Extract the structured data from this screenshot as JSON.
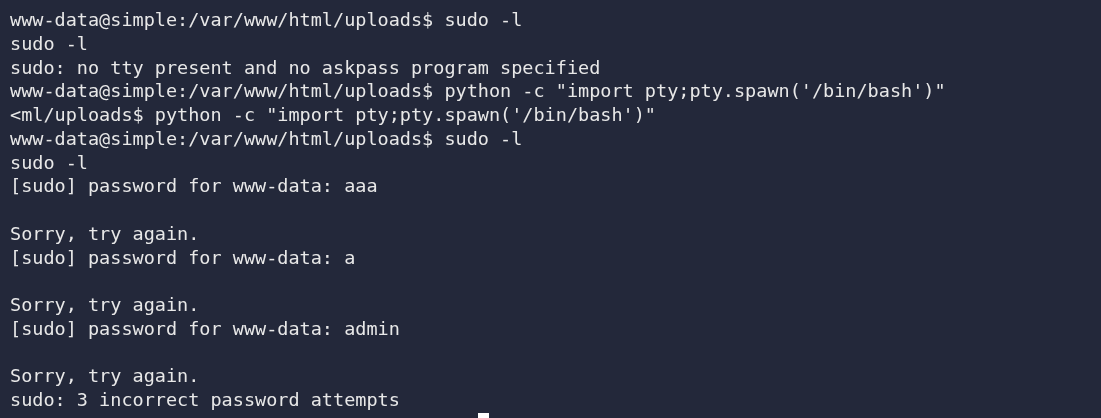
{
  "terminal": {
    "lines": [
      {
        "kind": "text",
        "text": "www-data@simple:/var/www/html/uploads$ sudo -l"
      },
      {
        "kind": "text",
        "text": "sudo -l"
      },
      {
        "kind": "text",
        "text": "sudo: no tty present and no askpass program specified"
      },
      {
        "kind": "text",
        "text": "www-data@simple:/var/www/html/uploads$ python -c \"import pty;pty.spawn('/bin/bash')\""
      },
      {
        "kind": "text",
        "text": "<ml/uploads$ python -c \"import pty;pty.spawn('/bin/bash')\""
      },
      {
        "kind": "text",
        "text": "www-data@simple:/var/www/html/uploads$ sudo -l"
      },
      {
        "kind": "text",
        "text": "sudo -l"
      },
      {
        "kind": "text",
        "text": "[sudo] password for www-data: aaa"
      },
      {
        "kind": "blank"
      },
      {
        "kind": "text",
        "text": "Sorry, try again."
      },
      {
        "kind": "text",
        "text": "[sudo] password for www-data: a"
      },
      {
        "kind": "blank"
      },
      {
        "kind": "text",
        "text": "Sorry, try again."
      },
      {
        "kind": "text",
        "text": "[sudo] password for www-data: admin"
      },
      {
        "kind": "blank"
      },
      {
        "kind": "text",
        "text": "Sorry, try again."
      },
      {
        "kind": "text",
        "text": "sudo: 3 incorrect password attempts"
      }
    ]
  }
}
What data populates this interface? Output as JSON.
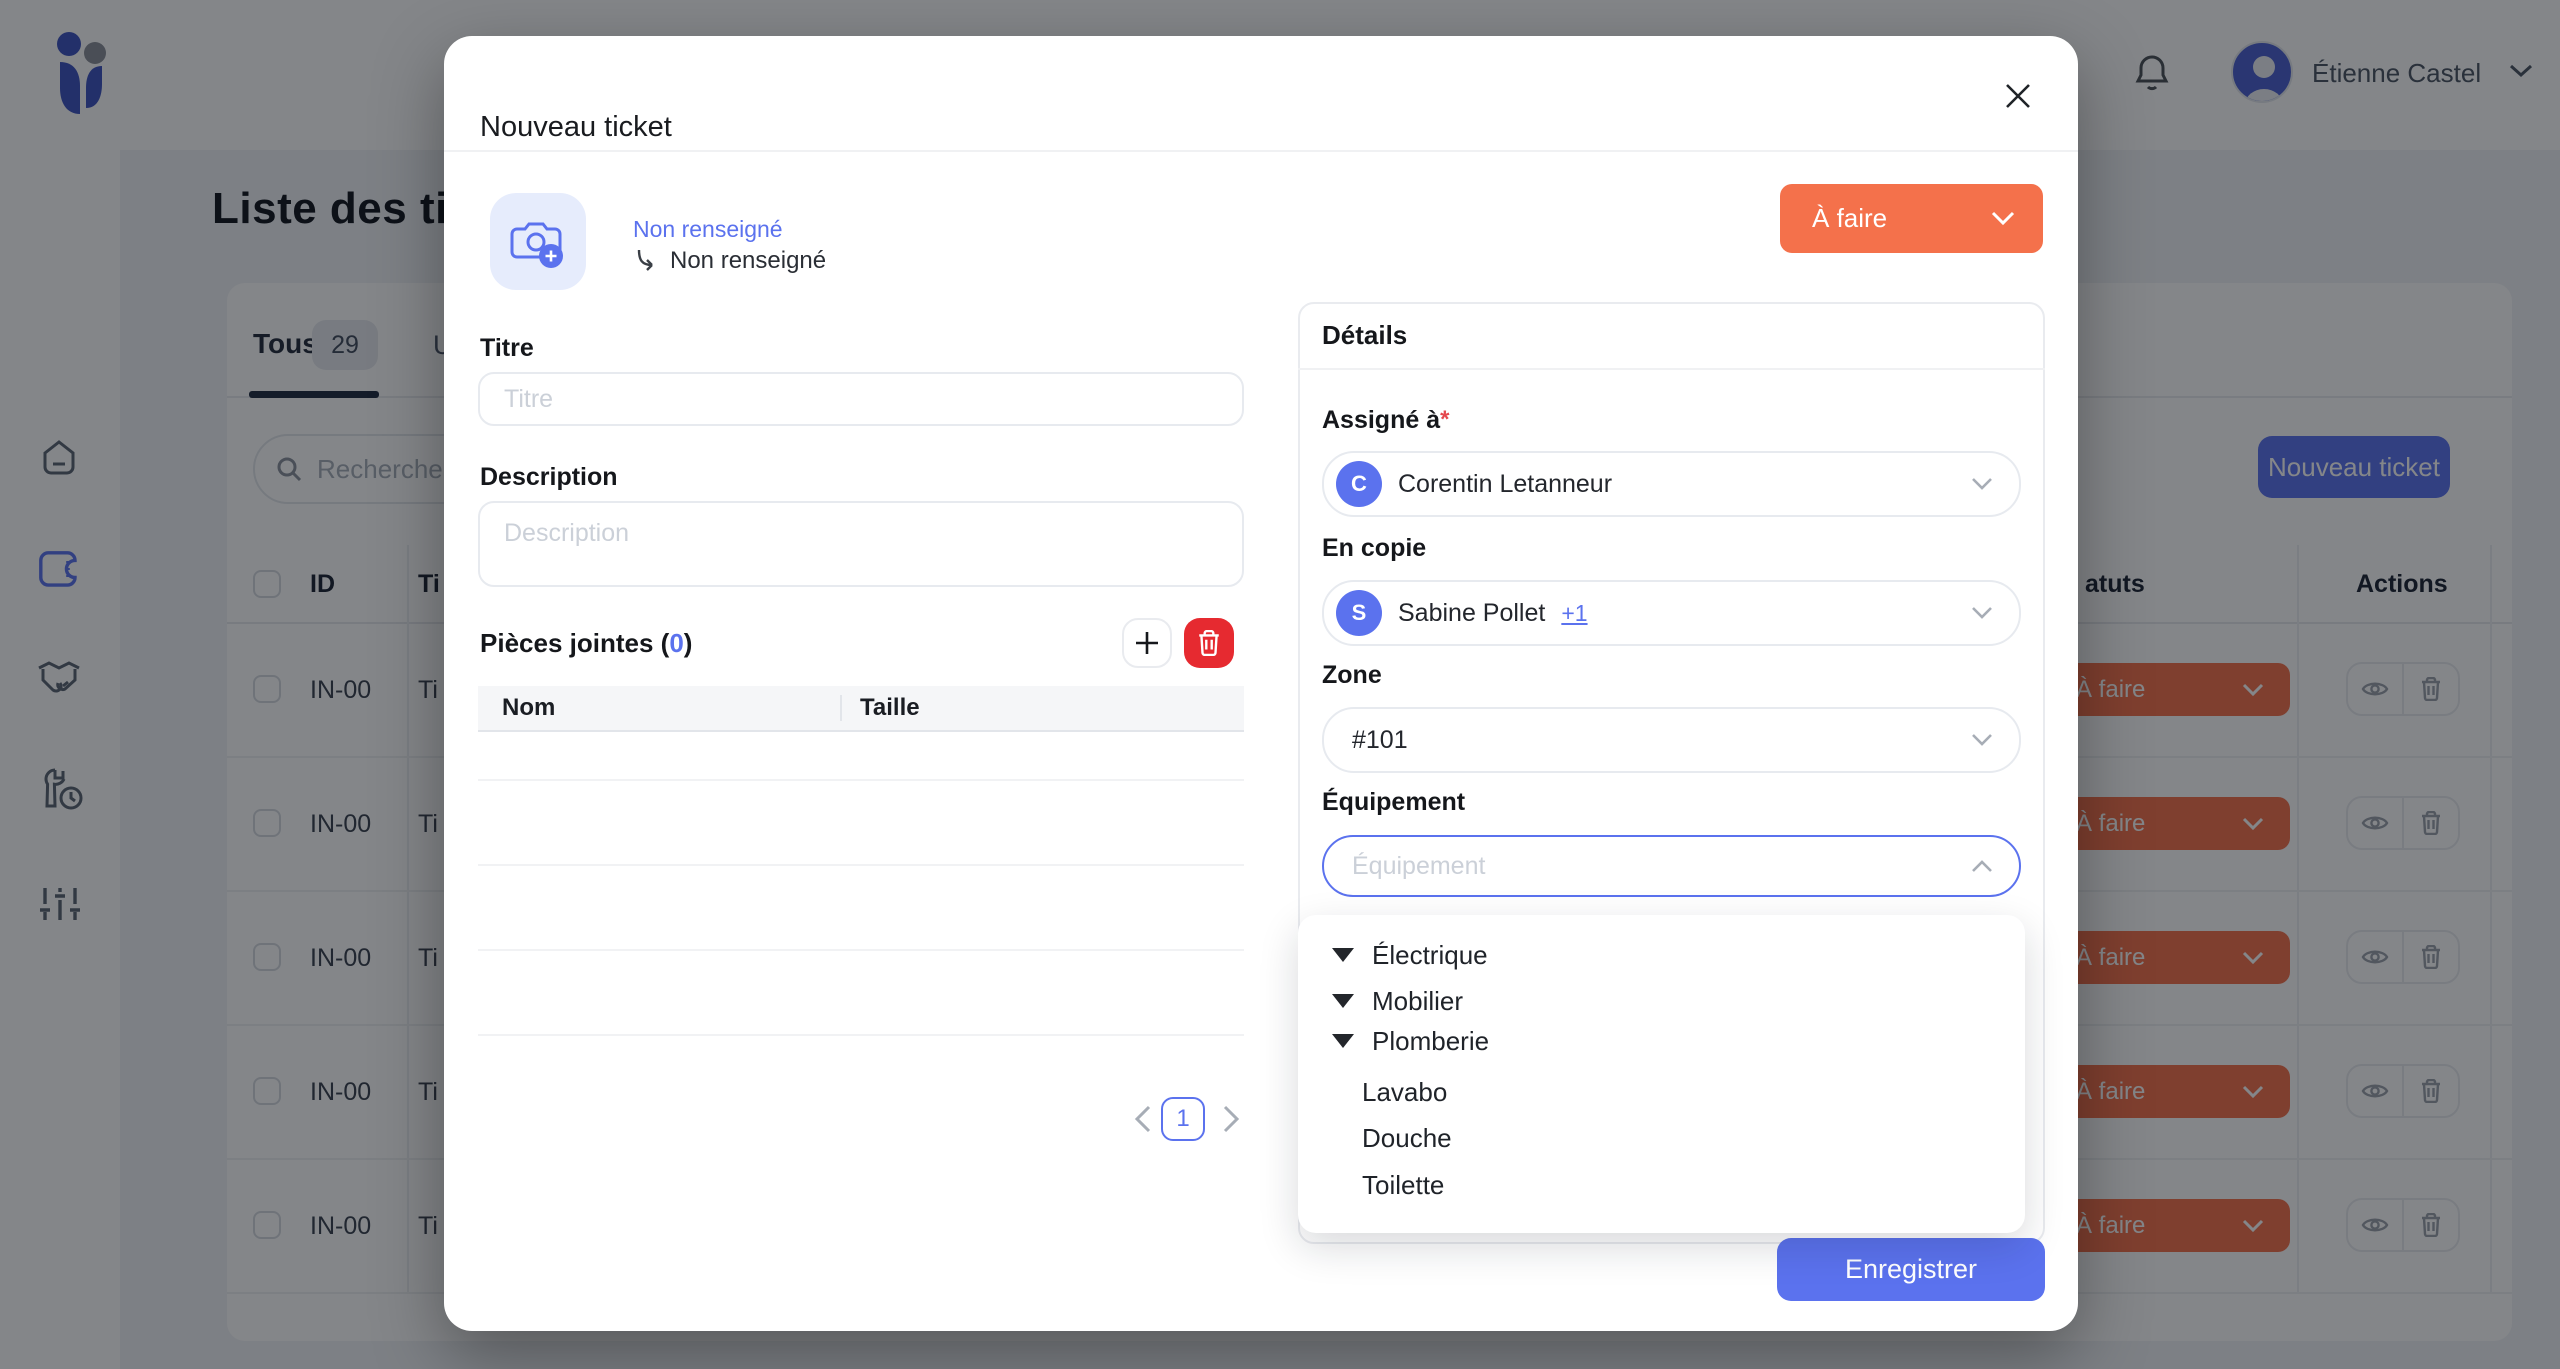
{
  "colors": {
    "accent": "#5B72EE",
    "orange": "#F4714B",
    "red": "#E62A30",
    "navy": "#1E2A40"
  },
  "topbar": {
    "user_name": "Étienne Castel"
  },
  "page": {
    "title": "Liste des ti",
    "tabs": {
      "all_label": "Tous",
      "all_count": "29",
      "second_label": "U"
    },
    "search_placeholder": "Rechercher",
    "new_ticket_label": "Nouveau ticket",
    "table": {
      "col_id": "ID",
      "col_title": "Ti",
      "col_status": "atuts",
      "col_actions": "Actions",
      "rows": [
        {
          "id": "IN-00",
          "title": "Ti",
          "status": "À faire"
        },
        {
          "id": "IN-00",
          "title": "Ti",
          "status": "À faire"
        },
        {
          "id": "IN-00",
          "title": "Ti",
          "status": "À faire"
        },
        {
          "id": "IN-00",
          "title": "Ti",
          "status": "À faire"
        },
        {
          "id": "IN-00",
          "title": "Ti",
          "status": "À faire"
        }
      ]
    }
  },
  "modal": {
    "title": "Nouveau ticket",
    "photo_link": "Non renseigné",
    "photo_secondary": "Non renseigné",
    "status_value": "À faire",
    "title_field": {
      "label": "Titre",
      "placeholder": "Titre"
    },
    "description_field": {
      "label": "Description",
      "placeholder": "Description"
    },
    "attachments": {
      "label_prefix": "Pièces jointes (",
      "count": "0",
      "label_suffix": ")",
      "col_name": "Nom",
      "col_size": "Taille",
      "page_number": "1"
    },
    "details": {
      "heading": "Détails",
      "assigned_label": "Assigné à",
      "required_marker": "*",
      "assigned_value": "Corentin Letanneur",
      "assigned_initial": "C",
      "copy_label": "En copie",
      "copy_value": "Sabine Pollet",
      "copy_extra": "+1",
      "copy_initial": "S",
      "zone_label": "Zone",
      "zone_value": "#101",
      "equipment_label": "Équipement",
      "equipment_placeholder": "Équipement",
      "dropdown_items": [
        {
          "label": "Électrique"
        },
        {
          "label": "Mobilier"
        },
        {
          "label": "Plomberie"
        },
        {
          "label": "Lavabo"
        },
        {
          "label": "Douche"
        },
        {
          "label": "Toilette"
        }
      ]
    },
    "save_label": "Enregistrer"
  }
}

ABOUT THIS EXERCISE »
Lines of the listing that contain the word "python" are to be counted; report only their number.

YOUR SOLUTION »
2